Indeed, brown dwarfs may be hot and big, but they lack enough mass to sustain stable hydrogen fusion at their cores, which is why they’re sometimes referred to as “failed stars.” But this newly discovered star, dubbed EBLM J0555-57Ab, was massive enough to get a passing grade, meeting the standards for a full-fledged star. Albeit a very tiny one.


Prior to the new discovery, the smallest star recorded by scientists was OGLE-TR-122b, a red dwarf star that’s 20 percent bigger than the largest planet in our Solar System, Jupiter. The smallest theoretic mass for a star is around 0.07 to 0.08 solar masses. At 0.081 solar masses, EBLM J0555-57Ab is just slightly above this limit, so it’s possible that even smaller stars are still waiting to be discovered.

EBLM J0555-57Ab is located about 600 light-years from Earth, and it’s part of a unique—and rather lopsided—binary system. The tiny star was detected as it passed in front of its much larger companion, which it does every 7.8 days. This detection technique, known as the transit method, is normally used to spot exoplanets. The researchers identified and measured EBLM J0555-57A using WASP, a planet-hunting initiative run by the Universities of Keele, Warwick, Leicester, and St. Andrews.


“This star is smaller, and likely colder, than many of the gas giant exoplanets that have so far been identified,” said von Boetticher. “While a fascinating feature of stellar physics, it is often harder to measure the size of such dim low-mass stars than for many of the larger planets. Thankfully, we can find these small stars with planet-hunting equipment, when they orbit a larger host star in a binary system. It might sound incredible, but finding a star can at times be harder than finding a planet.”

EBLM J0555-57Ab features a mass comparable to TRAPPIST-1—an ultracool dwarf surrounded by seven temperate Earth-sized worlds. But the radius of this tiny star is nearly 30 percent smaller. Small stars with masses less than 20 percent of the Sun are likely common in the galaxy, yet we know very little about them because they’re so difficult to detect, owing to their small size and low brightness.

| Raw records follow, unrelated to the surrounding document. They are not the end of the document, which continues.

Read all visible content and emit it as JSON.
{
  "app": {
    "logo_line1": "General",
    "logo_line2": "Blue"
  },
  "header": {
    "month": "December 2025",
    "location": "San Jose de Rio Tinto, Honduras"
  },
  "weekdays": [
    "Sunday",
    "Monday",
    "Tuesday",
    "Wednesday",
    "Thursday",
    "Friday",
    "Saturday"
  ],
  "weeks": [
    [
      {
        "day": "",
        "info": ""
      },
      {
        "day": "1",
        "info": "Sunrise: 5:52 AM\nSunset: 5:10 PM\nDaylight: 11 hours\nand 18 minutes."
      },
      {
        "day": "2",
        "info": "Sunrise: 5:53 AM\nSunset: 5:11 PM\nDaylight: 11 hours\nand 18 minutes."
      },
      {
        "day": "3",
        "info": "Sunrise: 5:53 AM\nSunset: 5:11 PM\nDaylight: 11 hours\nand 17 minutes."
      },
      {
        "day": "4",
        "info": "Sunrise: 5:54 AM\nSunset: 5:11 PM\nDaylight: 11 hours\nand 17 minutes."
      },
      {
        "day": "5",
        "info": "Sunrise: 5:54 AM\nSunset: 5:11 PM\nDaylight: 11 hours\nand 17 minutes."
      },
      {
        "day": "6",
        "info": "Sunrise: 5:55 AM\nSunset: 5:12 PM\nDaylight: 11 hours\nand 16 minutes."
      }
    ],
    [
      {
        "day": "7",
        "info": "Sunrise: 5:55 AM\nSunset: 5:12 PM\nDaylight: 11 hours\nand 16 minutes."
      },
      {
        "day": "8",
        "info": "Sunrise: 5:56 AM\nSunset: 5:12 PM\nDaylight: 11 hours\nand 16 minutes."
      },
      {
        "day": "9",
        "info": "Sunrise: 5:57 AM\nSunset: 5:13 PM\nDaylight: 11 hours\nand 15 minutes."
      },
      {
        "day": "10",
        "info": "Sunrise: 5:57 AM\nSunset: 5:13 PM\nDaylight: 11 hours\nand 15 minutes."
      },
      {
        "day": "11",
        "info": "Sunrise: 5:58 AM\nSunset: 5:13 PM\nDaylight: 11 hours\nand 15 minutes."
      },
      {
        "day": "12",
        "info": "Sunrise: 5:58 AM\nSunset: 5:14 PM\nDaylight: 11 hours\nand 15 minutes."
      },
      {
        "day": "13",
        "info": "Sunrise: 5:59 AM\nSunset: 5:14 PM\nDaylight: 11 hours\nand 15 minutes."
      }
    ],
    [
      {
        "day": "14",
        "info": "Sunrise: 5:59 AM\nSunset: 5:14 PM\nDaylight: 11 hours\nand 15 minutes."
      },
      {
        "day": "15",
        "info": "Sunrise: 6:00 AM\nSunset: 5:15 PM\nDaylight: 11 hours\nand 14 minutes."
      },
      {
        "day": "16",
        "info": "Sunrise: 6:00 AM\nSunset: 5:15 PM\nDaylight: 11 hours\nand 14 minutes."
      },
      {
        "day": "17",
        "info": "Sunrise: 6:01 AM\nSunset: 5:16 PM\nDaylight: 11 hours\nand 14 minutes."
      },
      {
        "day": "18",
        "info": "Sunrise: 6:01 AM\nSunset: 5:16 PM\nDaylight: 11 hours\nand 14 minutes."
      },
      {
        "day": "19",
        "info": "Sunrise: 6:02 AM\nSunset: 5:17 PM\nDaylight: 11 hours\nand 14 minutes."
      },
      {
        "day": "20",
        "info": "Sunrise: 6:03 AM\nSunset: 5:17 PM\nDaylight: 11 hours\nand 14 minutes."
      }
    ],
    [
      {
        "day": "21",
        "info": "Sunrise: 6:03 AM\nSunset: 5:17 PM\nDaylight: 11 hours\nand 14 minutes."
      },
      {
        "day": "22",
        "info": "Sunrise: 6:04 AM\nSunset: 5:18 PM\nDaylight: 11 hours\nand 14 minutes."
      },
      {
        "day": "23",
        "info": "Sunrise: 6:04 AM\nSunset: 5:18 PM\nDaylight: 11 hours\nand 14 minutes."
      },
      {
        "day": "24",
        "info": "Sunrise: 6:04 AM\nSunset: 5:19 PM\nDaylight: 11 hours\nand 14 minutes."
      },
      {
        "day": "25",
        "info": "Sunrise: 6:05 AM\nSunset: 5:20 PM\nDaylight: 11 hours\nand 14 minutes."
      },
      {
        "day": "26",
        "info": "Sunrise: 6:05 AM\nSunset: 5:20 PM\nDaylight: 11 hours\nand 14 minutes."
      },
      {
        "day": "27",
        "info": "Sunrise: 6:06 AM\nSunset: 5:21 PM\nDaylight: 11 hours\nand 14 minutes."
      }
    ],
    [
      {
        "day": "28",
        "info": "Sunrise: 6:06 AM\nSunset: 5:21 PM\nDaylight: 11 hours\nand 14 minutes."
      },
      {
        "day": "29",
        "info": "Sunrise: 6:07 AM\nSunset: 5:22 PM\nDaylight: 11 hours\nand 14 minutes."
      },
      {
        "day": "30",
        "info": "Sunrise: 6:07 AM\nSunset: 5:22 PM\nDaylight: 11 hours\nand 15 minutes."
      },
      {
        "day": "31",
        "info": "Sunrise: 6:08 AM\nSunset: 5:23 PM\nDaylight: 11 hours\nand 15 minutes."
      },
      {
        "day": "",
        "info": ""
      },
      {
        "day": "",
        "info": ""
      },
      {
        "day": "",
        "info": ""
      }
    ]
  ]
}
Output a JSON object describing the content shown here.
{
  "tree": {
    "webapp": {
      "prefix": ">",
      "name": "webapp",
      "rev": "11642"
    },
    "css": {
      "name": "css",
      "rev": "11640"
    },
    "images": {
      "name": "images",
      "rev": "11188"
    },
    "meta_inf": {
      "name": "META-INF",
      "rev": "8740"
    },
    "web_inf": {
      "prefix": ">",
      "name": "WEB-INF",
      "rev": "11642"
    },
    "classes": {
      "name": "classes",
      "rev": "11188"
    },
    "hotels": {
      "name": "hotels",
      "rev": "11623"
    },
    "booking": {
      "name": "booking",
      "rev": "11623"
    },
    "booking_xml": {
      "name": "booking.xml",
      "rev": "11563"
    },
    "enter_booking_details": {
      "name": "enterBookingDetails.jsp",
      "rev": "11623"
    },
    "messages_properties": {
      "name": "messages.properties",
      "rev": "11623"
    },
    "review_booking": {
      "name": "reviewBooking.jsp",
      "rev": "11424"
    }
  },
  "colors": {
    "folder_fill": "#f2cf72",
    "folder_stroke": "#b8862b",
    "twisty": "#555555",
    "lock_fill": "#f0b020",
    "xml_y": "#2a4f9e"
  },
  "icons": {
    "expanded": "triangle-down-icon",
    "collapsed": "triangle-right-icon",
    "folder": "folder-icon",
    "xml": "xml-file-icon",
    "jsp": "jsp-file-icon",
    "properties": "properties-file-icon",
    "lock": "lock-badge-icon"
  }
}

But given how plentiful these stars are, and the vast number of exoplanets that likely orbit these objects, it’s imperative that we learn more about them. This new discovery is a step in that direction, and hopefully a sign of future discoveries.

[Astronomy & Astrophysics]